● Exercise instructions: Print the data that follows exactly.

-*-

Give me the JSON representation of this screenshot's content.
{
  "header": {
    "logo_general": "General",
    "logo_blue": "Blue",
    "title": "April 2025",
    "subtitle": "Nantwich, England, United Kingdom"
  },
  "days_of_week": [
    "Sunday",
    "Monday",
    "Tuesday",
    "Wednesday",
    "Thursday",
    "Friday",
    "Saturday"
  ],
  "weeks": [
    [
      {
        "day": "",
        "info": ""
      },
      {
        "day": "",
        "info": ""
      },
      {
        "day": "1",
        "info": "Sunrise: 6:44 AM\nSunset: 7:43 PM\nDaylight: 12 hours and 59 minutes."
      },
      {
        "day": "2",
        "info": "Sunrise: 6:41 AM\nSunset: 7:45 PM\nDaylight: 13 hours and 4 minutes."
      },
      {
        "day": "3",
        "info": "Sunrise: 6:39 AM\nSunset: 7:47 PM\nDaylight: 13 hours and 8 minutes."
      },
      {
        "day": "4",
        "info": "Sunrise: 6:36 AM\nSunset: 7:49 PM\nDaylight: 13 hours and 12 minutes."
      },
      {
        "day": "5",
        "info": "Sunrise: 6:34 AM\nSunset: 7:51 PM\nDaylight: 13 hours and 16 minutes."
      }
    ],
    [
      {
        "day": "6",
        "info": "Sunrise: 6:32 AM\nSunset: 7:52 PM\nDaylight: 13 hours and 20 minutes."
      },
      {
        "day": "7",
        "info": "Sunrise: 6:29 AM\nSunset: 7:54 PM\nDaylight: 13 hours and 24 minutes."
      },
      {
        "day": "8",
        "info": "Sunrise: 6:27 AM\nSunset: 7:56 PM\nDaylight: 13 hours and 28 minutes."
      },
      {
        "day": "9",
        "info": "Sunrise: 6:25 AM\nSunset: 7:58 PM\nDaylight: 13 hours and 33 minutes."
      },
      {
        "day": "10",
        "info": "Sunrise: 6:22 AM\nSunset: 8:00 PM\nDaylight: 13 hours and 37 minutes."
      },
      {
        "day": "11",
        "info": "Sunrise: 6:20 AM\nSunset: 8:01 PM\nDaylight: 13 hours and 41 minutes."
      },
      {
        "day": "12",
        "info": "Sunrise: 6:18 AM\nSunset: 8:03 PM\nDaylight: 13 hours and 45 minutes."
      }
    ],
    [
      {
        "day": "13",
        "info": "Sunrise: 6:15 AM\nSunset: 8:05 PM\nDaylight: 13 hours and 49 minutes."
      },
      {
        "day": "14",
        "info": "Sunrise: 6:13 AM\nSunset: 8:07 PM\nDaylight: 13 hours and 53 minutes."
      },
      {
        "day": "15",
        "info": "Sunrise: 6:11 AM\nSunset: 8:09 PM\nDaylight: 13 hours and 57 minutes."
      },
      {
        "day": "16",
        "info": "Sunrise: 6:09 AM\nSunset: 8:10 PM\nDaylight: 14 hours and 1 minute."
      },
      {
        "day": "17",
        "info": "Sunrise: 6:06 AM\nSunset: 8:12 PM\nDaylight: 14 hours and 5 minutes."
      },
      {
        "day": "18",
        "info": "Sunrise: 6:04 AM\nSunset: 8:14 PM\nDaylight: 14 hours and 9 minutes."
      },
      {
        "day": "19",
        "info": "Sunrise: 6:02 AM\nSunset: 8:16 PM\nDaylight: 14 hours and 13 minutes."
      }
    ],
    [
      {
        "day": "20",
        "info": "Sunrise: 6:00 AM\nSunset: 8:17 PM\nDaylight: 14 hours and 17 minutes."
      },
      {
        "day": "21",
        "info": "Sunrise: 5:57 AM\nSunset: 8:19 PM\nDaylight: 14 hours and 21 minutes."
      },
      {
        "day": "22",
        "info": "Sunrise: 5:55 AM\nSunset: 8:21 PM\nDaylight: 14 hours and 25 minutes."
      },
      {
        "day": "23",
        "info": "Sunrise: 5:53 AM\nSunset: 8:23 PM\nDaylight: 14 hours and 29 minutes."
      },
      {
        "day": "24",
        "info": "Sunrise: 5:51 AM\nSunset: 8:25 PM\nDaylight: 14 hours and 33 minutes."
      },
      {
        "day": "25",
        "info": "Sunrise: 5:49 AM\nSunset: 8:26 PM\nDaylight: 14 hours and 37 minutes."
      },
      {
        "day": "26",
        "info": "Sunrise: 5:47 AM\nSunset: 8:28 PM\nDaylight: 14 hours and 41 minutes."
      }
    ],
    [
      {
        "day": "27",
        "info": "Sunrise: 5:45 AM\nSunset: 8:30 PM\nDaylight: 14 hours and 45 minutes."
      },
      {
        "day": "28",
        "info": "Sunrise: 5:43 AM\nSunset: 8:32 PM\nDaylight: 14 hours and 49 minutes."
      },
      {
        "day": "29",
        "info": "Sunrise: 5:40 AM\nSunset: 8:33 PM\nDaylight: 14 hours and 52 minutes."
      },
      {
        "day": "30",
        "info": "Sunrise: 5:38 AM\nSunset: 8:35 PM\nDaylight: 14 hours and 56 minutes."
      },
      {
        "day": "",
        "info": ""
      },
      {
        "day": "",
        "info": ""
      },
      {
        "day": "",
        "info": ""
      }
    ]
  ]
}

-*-

● Exercise output:
Give me the JSON representation of this screenshot's content.
{
  "header": {
    "logo_general": "General",
    "logo_blue": "Blue",
    "title": "April 2025",
    "subtitle": "Nantwich, England, United Kingdom"
  },
  "days_of_week": [
    "Sunday",
    "Monday",
    "Tuesday",
    "Wednesday",
    "Thursday",
    "Friday",
    "Saturday"
  ],
  "weeks": [
    [
      {
        "day": "",
        "info": ""
      },
      {
        "day": "",
        "info": ""
      },
      {
        "day": "1",
        "info": "Sunrise: 6:44 AM\nSunset: 7:43 PM\nDaylight: 12 hours and 59 minutes."
      },
      {
        "day": "2",
        "info": "Sunrise: 6:41 AM\nSunset: 7:45 PM\nDaylight: 13 hours and 4 minutes."
      },
      {
        "day": "3",
        "info": "Sunrise: 6:39 AM\nSunset: 7:47 PM\nDaylight: 13 hours and 8 minutes."
      },
      {
        "day": "4",
        "info": "Sunrise: 6:36 AM\nSunset: 7:49 PM\nDaylight: 13 hours and 12 minutes."
      },
      {
        "day": "5",
        "info": "Sunrise: 6:34 AM\nSunset: 7:51 PM\nDaylight: 13 hours and 16 minutes."
      }
    ],
    [
      {
        "day": "6",
        "info": "Sunrise: 6:32 AM\nSunset: 7:52 PM\nDaylight: 13 hours and 20 minutes."
      },
      {
        "day": "7",
        "info": "Sunrise: 6:29 AM\nSunset: 7:54 PM\nDaylight: 13 hours and 24 minutes."
      },
      {
        "day": "8",
        "info": "Sunrise: 6:27 AM\nSunset: 7:56 PM\nDaylight: 13 hours and 28 minutes."
      },
      {
        "day": "9",
        "info": "Sunrise: 6:25 AM\nSunset: 7:58 PM\nDaylight: 13 hours and 33 minutes."
      },
      {
        "day": "10",
        "info": "Sunrise: 6:22 AM\nSunset: 8:00 PM\nDaylight: 13 hours and 37 minutes."
      },
      {
        "day": "11",
        "info": "Sunrise: 6:20 AM\nSunset: 8:01 PM\nDaylight: 13 hours and 41 minutes."
      },
      {
        "day": "12",
        "info": "Sunrise: 6:18 AM\nSunset: 8:03 PM\nDaylight: 13 hours and 45 minutes."
      }
    ],
    [
      {
        "day": "13",
        "info": "Sunrise: 6:15 AM\nSunset: 8:05 PM\nDaylight: 13 hours and 49 minutes."
      },
      {
        "day": "14",
        "info": "Sunrise: 6:13 AM\nSunset: 8:07 PM\nDaylight: 13 hours and 53 minutes."
      },
      {
        "day": "15",
        "info": "Sunrise: 6:11 AM\nSunset: 8:09 PM\nDaylight: 13 hours and 57 minutes."
      },
      {
        "day": "16",
        "info": "Sunrise: 6:09 AM\nSunset: 8:10 PM\nDaylight: 14 hours and 1 minute."
      },
      {
        "day": "17",
        "info": "Sunrise: 6:06 AM\nSunset: 8:12 PM\nDaylight: 14 hours and 5 minutes."
      },
      {
        "day": "18",
        "info": "Sunrise: 6:04 AM\nSunset: 8:14 PM\nDaylight: 14 hours and 9 minutes."
      },
      {
        "day": "19",
        "info": "Sunrise: 6:02 AM\nSunset: 8:16 PM\nDaylight: 14 hours and 13 minutes."
      }
    ],
    [
      {
        "day": "20",
        "info": "Sunrise: 6:00 AM\nSunset: 8:17 PM\nDaylight: 14 hours and 17 minutes."
      },
      {
        "day": "21",
        "info": "Sunrise: 5:57 AM\nSunset: 8:19 PM\nDaylight: 14 hours and 21 minutes."
      },
      {
        "day": "22",
        "info": "Sunrise: 5:55 AM\nSunset: 8:21 PM\nDaylight: 14 hours and 25 minutes."
      },
      {
        "day": "23",
        "info": "Sunrise: 5:53 AM\nSunset: 8:23 PM\nDaylight: 14 hours and 29 minutes."
      },
      {
        "day": "24",
        "info": "Sunrise: 5:51 AM\nSunset: 8:25 PM\nDaylight: 14 hours and 33 minutes."
      },
      {
        "day": "25",
        "info": "Sunrise: 5:49 AM\nSunset: 8:26 PM\nDaylight: 14 hours and 37 minutes."
      },
      {
        "day": "26",
        "info": "Sunrise: 5:47 AM\nSunset: 8:28 PM\nDaylight: 14 hours and 41 minutes."
      }
    ],
    [
      {
        "day": "27",
        "info": "Sunrise: 5:45 AM\nSunset: 8:30 PM\nDaylight: 14 hours and 45 minutes."
      },
      {
        "day": "28",
        "info": "Sunrise: 5:43 AM\nSunset: 8:32 PM\nDaylight: 14 hours and 49 minutes."
      },
      {
        "day": "29",
        "info": "Sunrise: 5:40 AM\nSunset: 8:33 PM\nDaylight: 14 hours and 52 minutes."
      },
      {
        "day": "30",
        "info": "Sunrise: 5:38 AM\nSunset: 8:35 PM\nDaylight: 14 hours and 56 minutes."
      },
      {
        "day": "",
        "info": ""
      },
      {
        "day": "",
        "info": ""
      },
      {
        "day": "",
        "info": ""
      }
    ]
  ]
}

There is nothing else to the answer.